=== THE PROBLEM ===
Repeat the data below exactly, dropping any pictures it holds.

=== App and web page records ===
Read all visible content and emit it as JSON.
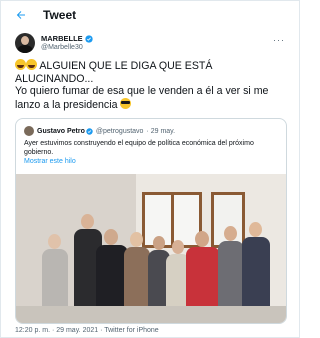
{
  "header": {
    "title": "Tweet"
  },
  "author": {
    "name": "MARBELLE",
    "handle": "@Marbelle30"
  },
  "tweet": {
    "line1": "ALGUIEN QUE LE DIGA QUE ESTÁ ALUCINANDO...",
    "line2": "Yo quiero fumar de esa que le venden a él a ver si me lanzo a la presidencia"
  },
  "quote": {
    "name": "Gustavo Petro",
    "handle": "@petrogustavo",
    "date": "· 29 may.",
    "text": "Ayer estuvimos construyendo el equipo de política económica del próximo gobierno.",
    "thread_link": "Mostrar este hilo"
  },
  "footer": {
    "meta": "12:20 p. m. · 29 may. 2021 · Twitter for iPhone"
  },
  "colors": {
    "accent": "#1d9bf0",
    "verified": "#1d9bf0"
  },
  "icons": {
    "back": "arrow-left-icon",
    "verified": "verified-badge-icon",
    "more": "more-options-icon"
  }
}
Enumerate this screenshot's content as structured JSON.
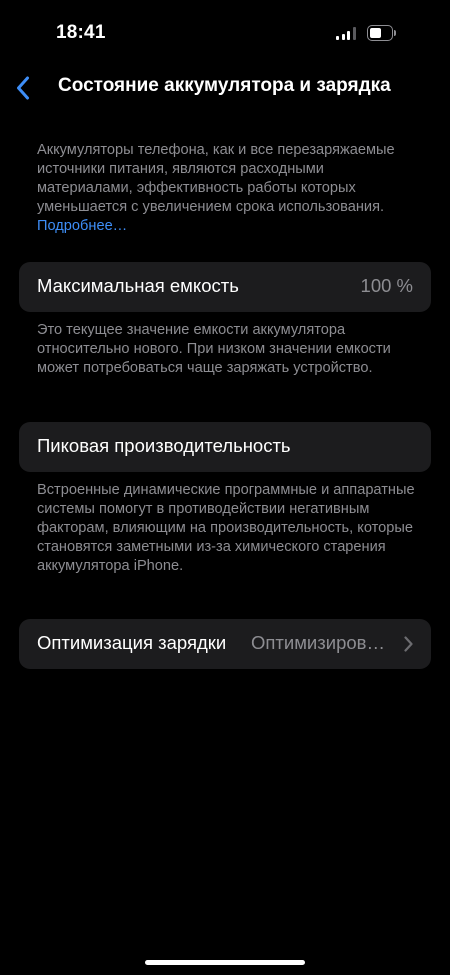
{
  "status_bar": {
    "time": "18:41",
    "signal_bars_filled": 3,
    "signal_bars_total": 4,
    "battery_level": 0.4
  },
  "nav": {
    "back_icon": "chevron-left-icon",
    "title": "Состояние аккумулятора и зарядка",
    "accent_color": "#3e8ef7"
  },
  "intro": {
    "text": "Аккумуляторы телефона, как и все перезаряжаемые источники питания, являются расходными материалами, эффективность работы которых уменьшается с увеличением срока использования.",
    "link": "Подробнее…"
  },
  "max_capacity": {
    "label": "Максимальная емкость",
    "value": "100 %",
    "description": "Это текущее значение емкости аккумулятора относительно нового. При низком значении емкости может потребоваться чаще заряжать устройство."
  },
  "peak_performance": {
    "label": "Пиковая производительность",
    "description": "Встроенные динамические программные и аппаратные системы помогут в противодействии негативным факторам, влияющим на производительность, которые становятся заметными из-за химического старения аккумулятора iPhone."
  },
  "charging_optimization": {
    "label": "Оптимизация зарядки",
    "value": "Оптимизиров…",
    "chevron_icon": "chevron-right-icon"
  }
}
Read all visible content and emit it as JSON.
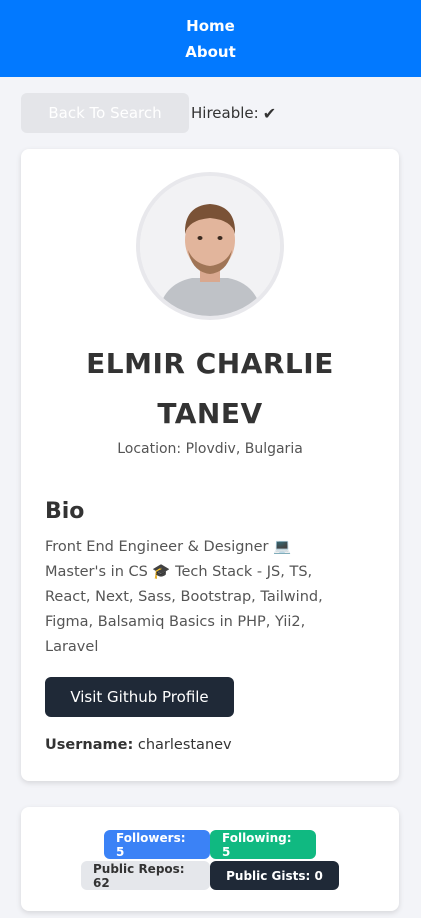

=== RESPONSE BELOW ===
Read all visible content and emit it as JSON.
{
  "header": {
    "title": "Tweet"
  },
  "author": {
    "name": "MARBELLE",
    "handle": "@Marbelle30"
  },
  "tweet": {
    "line1": "ALGUIEN QUE LE DIGA QUE ESTÁ ALUCINANDO...",
    "line2": "Yo quiero fumar de esa que le venden a él a ver si me lanzo a la presidencia"
  },
  "quote": {
    "name": "Gustavo Petro",
    "handle": "@petrogustavo",
    "date": "· 29 may.",
    "text": "Ayer estuvimos construyendo el equipo de política económica del próximo gobierno.",
    "thread_link": "Mostrar este hilo"
  },
  "footer": {
    "meta": "12:20 p. m. · 29 may. 2021 · Twitter for iPhone"
  },
  "colors": {
    "accent": "#1d9bf0",
    "verified": "#1d9bf0"
  },
  "icons": {
    "back": "arrow-left-icon",
    "verified": "verified-badge-icon",
    "more": "more-options-icon"
  }
}
Enumerate this screenshot's content as structured JSON.
{
  "status_bar": {
    "time": "18:41",
    "signal_bars_filled": 3,
    "signal_bars_total": 4,
    "battery_level": 0.4
  },
  "nav": {
    "back_icon": "chevron-left-icon",
    "title": "Состояние аккумулятора и зарядка",
    "accent_color": "#3e8ef7"
  },
  "intro": {
    "text": "Аккумуляторы телефона, как и все перезаряжаемые источники питания, являются расходными материалами, эффективность работы которых уменьшается с увеличением срока использования.",
    "link": "Подробнее…"
  },
  "max_capacity": {
    "label": "Максимальная емкость",
    "value": "100 %",
    "description": "Это текущее значение емкости аккумулятора относительно нового. При низком значении емкости может потребоваться чаще заряжать устройство."
  },
  "peak_performance": {
    "label": "Пиковая производительность",
    "description": "Встроенные динамические программные и аппаратные системы помогут в противодействии негативным факторам, влияющим на производительность, которые становятся заметными из-за химического старения аккумулятора iPhone."
  },
  "charging_optimization": {
    "label": "Оптимизация зарядки",
    "value": "Оптимизиров…",
    "chevron_icon": "chevron-right-icon"
  }
}
Read all visible content and emit it as JSON.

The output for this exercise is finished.